In each trip, there is a list of must-see locations. The Great Wall is top of the list when visiting China. And there is no more accessible place to see it than when in Beijing. Today is the day that I will visit one of the most iconic landmarks in the world.
Yesterday, before going to bed, I planned my trip to the Badaling section of the Great Wall.
I like to travel by train, and the subway is easy to navigate. Buses, thou, are unpredictable. So, I wake up early enough to try to get into the first bus to Badaling. I take the subway to the bus stop. And, as I get out of the station, I follow the signposts to the 877 bus stop. I walk for a while, following sign after sign. Until I stumble upon the last 877 signboard, and there are no more directions. I walk around the place for a couple of minutes. I do not know where to go from here, the site does not look like a bus stop. Luckily, I have an Internet SIMM, and Baidu Translate installed on the phone. After a couple of clicks, I translate the signboard I have been circling around: “the bus station is at the other side of the road”. The 877 bus stop is in a poorly illuminated area on the other side of a four lanes road. I cross to find a few buses scattered around and no other sign to indicate a bus stop. Luckily, five minutes of waiting later, the 877 arrives close by, and I jump in.
The 877 advances slowly in the fluid morning traffic. At 1.57€, the bus is a cheap although slow way to get to the Great Wall. Other, more expensive, faster tourist busses pass us in our approach to Badaling. But, the important part is that I am in my way to the wall.
One interesting fact about the Great Wall is that it is not actually one wall. But, there are many segments here and there, and not all are interconnected. So, I am not surprised when I see the wall and the bus just passes by without stopping. I just saw “a wall”, but not the Badaling segment of the wall that is one of the best-preserved. I still find reassuring to check the phone as the GPS shows how I advance in the planned route to get to my destination.

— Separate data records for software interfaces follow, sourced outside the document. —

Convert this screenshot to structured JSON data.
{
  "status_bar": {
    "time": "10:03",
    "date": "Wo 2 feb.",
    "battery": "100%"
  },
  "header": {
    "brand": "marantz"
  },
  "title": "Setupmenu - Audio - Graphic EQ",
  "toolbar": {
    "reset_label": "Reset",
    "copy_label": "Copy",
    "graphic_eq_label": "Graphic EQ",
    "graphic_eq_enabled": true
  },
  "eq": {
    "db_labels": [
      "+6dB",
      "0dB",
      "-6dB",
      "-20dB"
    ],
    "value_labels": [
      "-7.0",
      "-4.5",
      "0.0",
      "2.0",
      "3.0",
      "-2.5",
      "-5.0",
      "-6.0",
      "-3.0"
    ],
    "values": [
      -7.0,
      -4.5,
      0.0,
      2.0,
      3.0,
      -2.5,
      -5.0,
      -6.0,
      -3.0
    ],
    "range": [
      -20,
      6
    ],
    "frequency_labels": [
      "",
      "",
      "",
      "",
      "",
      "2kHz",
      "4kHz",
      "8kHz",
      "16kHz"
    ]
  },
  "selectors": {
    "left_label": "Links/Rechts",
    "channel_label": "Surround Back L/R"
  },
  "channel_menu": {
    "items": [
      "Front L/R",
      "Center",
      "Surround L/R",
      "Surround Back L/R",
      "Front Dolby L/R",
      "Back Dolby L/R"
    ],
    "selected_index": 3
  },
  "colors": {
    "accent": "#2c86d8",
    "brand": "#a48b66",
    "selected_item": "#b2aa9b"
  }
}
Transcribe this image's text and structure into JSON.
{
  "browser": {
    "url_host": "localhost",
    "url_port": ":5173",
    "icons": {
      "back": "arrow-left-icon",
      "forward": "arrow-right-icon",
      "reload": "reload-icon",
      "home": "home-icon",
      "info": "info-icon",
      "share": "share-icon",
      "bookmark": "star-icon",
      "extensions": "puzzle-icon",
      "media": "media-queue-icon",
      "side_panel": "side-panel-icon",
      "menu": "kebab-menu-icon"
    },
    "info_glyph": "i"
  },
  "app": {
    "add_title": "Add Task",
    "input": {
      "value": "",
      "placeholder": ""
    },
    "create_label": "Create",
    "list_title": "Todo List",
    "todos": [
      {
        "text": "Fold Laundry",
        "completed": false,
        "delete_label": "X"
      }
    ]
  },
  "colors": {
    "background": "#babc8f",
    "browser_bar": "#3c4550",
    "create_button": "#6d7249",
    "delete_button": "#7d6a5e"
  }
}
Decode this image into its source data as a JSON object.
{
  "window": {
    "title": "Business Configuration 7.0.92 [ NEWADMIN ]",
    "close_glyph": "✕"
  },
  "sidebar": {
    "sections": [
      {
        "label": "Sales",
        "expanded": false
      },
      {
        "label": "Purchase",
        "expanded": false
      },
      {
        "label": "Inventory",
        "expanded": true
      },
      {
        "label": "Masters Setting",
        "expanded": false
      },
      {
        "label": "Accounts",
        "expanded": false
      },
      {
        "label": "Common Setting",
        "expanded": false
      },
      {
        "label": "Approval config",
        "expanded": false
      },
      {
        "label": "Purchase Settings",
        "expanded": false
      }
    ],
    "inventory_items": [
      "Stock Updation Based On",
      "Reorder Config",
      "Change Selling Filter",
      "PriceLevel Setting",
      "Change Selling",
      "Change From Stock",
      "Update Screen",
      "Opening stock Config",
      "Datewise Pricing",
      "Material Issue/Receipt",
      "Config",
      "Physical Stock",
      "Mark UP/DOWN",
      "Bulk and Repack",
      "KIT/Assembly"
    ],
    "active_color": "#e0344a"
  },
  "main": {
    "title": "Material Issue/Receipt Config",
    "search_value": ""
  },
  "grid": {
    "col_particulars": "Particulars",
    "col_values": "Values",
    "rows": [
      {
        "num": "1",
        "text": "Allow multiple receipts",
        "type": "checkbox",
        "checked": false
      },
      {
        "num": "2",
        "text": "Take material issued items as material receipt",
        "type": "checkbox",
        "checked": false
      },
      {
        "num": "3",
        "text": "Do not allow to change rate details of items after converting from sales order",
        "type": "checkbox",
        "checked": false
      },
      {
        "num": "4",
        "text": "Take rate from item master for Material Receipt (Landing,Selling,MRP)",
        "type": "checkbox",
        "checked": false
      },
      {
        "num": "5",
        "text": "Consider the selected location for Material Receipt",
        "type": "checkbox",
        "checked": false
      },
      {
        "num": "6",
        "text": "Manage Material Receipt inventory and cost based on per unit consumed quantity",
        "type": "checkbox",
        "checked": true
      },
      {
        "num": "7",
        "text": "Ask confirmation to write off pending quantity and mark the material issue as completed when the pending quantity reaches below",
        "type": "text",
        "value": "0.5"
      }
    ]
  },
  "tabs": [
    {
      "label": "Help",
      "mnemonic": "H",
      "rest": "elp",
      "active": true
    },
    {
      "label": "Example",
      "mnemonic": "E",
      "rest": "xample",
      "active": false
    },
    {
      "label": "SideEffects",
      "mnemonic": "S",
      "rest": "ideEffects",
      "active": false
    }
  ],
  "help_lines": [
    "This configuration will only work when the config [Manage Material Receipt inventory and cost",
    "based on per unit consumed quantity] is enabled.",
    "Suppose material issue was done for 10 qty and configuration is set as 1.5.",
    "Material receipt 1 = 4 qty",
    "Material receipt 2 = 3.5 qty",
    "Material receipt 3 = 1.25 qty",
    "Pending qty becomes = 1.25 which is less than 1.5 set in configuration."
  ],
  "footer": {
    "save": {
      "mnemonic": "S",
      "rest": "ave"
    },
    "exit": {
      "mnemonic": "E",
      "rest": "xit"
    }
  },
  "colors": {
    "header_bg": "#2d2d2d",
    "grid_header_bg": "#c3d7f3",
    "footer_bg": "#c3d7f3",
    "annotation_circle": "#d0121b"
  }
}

I get down the vehicle and feel an eight-degrees-below-zero freezing gust in my face. I get the ticket that I purchased weeks ago on-line and go thru the site entrance.
As in the Forbidden City, the views trigger memories of movies, comics and the many visual representations I have seen thru the years.
The entrance leads to a point in the middle of the restored wall. I need to decide, left or right. I see groups of people going in either direction. I go to the left. Walking on the wall proves challenging. There are many step slopes. When I arrive at the first tower, I see its name is the ‘First Tower of the South Side’. I push forward from tower to tower. The ‘Seventh Tower of the South Side’ is the last one on this side of the restored wall. There I stop for a moment and look at the guard that is waiting in the freezing weather. I intentionally do a loud hands-clapping to keep the blood flowing while smiling at the guard. He moves his feet and smiles back. The non-verbal communication is the equivalent of ‘It is freezing today’, ‘Yeah, it is damn cold’. Some gestures are understood across cultures and, I am quite sure, across time.
I go back to the starting point. I need to decide what to do next. There is not much more to see. The wall just extends in the North direction. But, I choose to continue walking even that I am slightly tired. I cross many people on my path. A group is taking a group picture and ask me to join, my western status and my beard have gained me a temporary celebrity status. I ask for a photo back.
When I get to the ‘Twelfth Tower of the North Side’ I continue walking, I will try to get all-around to the starting point by a different path. I could have easily taken the descending cable cars or the long but already known way back, but I am fully engaged in walking the Great Wall. What started as a visit to a historical monument and an icon of Chinese culture has become a physical challenge.
At moments I doubt the sanity of my decision, it is not just a walk, the wall has such steep slopes that some times I use the handrails as a rope while descending walking backwards. Very few people take this part of the path, I pass many of them sitting down to gain energy back. I do not stop. Finally, I get to the exit where street food-booths are waiting. I could have continued a few more hundred meters to the end of this side of the wall. The challenge is there. But, I am physically exhausted. It will not be wise to risk injuring myself when there is so much travel still left. I will come back someday to follow that path to the end.
I take the bus 877 back to Beijing. It leaves at 11:00. I am exhausted, but the hour-long trip back to the city helps me to recover some energy. I take the subway again, and I go to visit the National Museum. It is just noon, the day is not over.
In the museum, I see A group of children from the same school visiting the exhibits. Or, at least, they all wear the same uniform. The teacher stops in different artefacts and gives the lesson talking to a microphone. All children have a headphone that receives the signal. Like is commonly done for groups of tourists. Most of the children watch the item during the lesson. A few of them go around filling some assignment in their notebooks. I have seen in China the most modern and more outdated social trends. The class seems cool enough.
The exhibits are as interesting as they get. So, I spend the rest of the day here walking thru Chinese history.
I exit the National Museum by the Tienanmen Square and walk to the hotel from there. It is just a half an hour walk.